* **About this task**: For each entry, repeat the text exactly and omit any picture it holds.

=== Raw data ===

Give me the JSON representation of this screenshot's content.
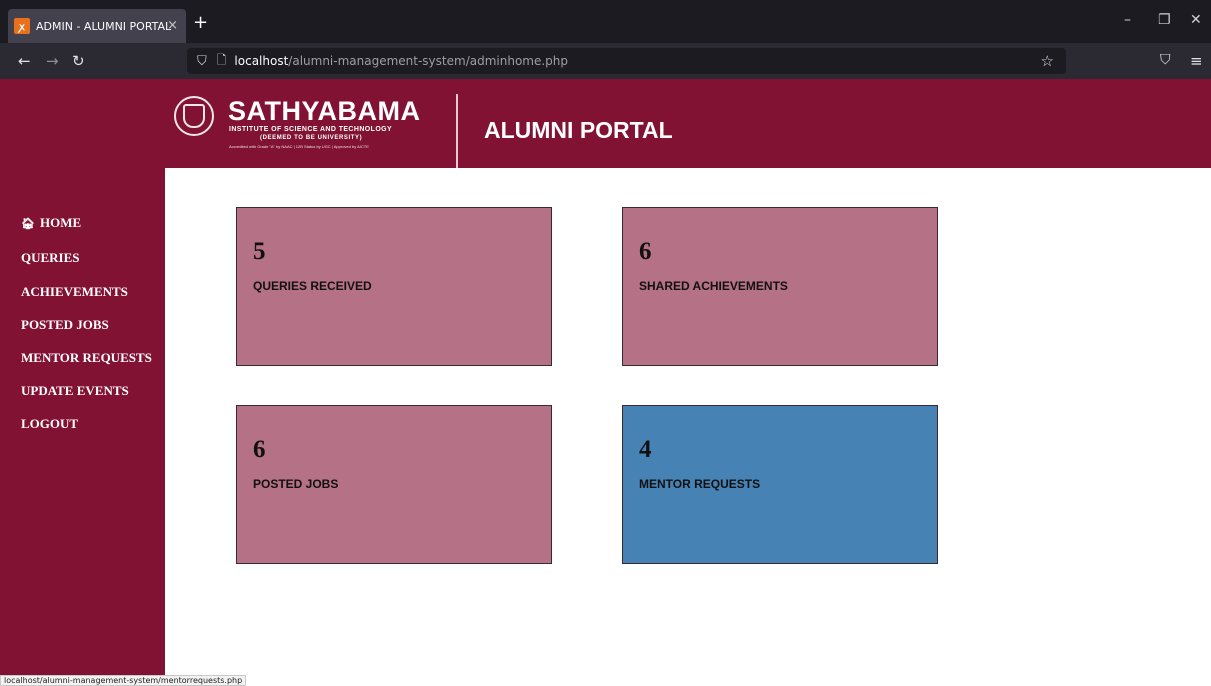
{
  "browser": {
    "tab_title": "ADMIN - ALUMNI PORTAL",
    "tab_favicon": "xampp-icon",
    "tab_close": "×",
    "new_tab": "+",
    "url_host": "localhost",
    "url_path": "/alumni-management-system/adminhome.php",
    "status_url": "localhost/alumni-management-system/mentorrequests.php"
  },
  "header": {
    "logo_name": "SATHYABAMA",
    "logo_sub": "INSTITUTE OF SCIENCE AND TECHNOLOGY",
    "logo_sub2": "(DEEMED TO BE UNIVERSITY)",
    "logo_accreditation": "Accredited with Grade \"A\" by NAAC | 12B Status by UGC | Approved by AICTE",
    "portal_title": "ALUMNI PORTAL"
  },
  "sidebar": {
    "items": [
      {
        "label": "HOME",
        "icon": "home-icon"
      },
      {
        "label": "QUERIES"
      },
      {
        "label": "ACHIEVEMENTS"
      },
      {
        "label": "POSTED JOBS"
      },
      {
        "label": "MENTOR REQUESTS"
      },
      {
        "label": "UPDATE EVENTS"
      },
      {
        "label": "LOGOUT"
      }
    ]
  },
  "cards": [
    {
      "count": "5",
      "label": "QUERIES RECEIVED",
      "color": "#b57186"
    },
    {
      "count": "6",
      "label": "SHARED ACHIEVEMENTS",
      "color": "#b57186"
    },
    {
      "count": "6",
      "label": "POSTED JOBS",
      "color": "#b57186"
    },
    {
      "count": "4",
      "label": "MENTOR REQUESTS",
      "color": "#4682b4"
    }
  ],
  "colors": {
    "brand": "#811234",
    "card_default": "#b57186",
    "card_hover": "#4682b4"
  }
}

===

* **Exercise result**:
Give me the JSON representation of this screenshot's content.
{
  "browser": {
    "tab_title": "ADMIN - ALUMNI PORTAL",
    "tab_favicon": "xampp-icon",
    "tab_close": "×",
    "new_tab": "+",
    "url_host": "localhost",
    "url_path": "/alumni-management-system/adminhome.php",
    "status_url": "localhost/alumni-management-system/mentorrequests.php"
  },
  "header": {
    "logo_name": "SATHYABAMA",
    "logo_sub": "INSTITUTE OF SCIENCE AND TECHNOLOGY",
    "logo_sub2": "(DEEMED TO BE UNIVERSITY)",
    "logo_accreditation": "Accredited with Grade \"A\" by NAAC | 12B Status by UGC | Approved by AICTE",
    "portal_title": "ALUMNI PORTAL"
  },
  "sidebar": {
    "items": [
      {
        "label": "HOME",
        "icon": "home-icon"
      },
      {
        "label": "QUERIES"
      },
      {
        "label": "ACHIEVEMENTS"
      },
      {
        "label": "POSTED JOBS"
      },
      {
        "label": "MENTOR REQUESTS"
      },
      {
        "label": "UPDATE EVENTS"
      },
      {
        "label": "LOGOUT"
      }
    ]
  },
  "cards": [
    {
      "count": "5",
      "label": "QUERIES RECEIVED",
      "color": "#b57186"
    },
    {
      "count": "6",
      "label": "SHARED ACHIEVEMENTS",
      "color": "#b57186"
    },
    {
      "count": "6",
      "label": "POSTED JOBS",
      "color": "#b57186"
    },
    {
      "count": "4",
      "label": "MENTOR REQUESTS",
      "color": "#4682b4"
    }
  ],
  "colors": {
    "brand": "#811234",
    "card_default": "#b57186",
    "card_hover": "#4682b4"
  }
}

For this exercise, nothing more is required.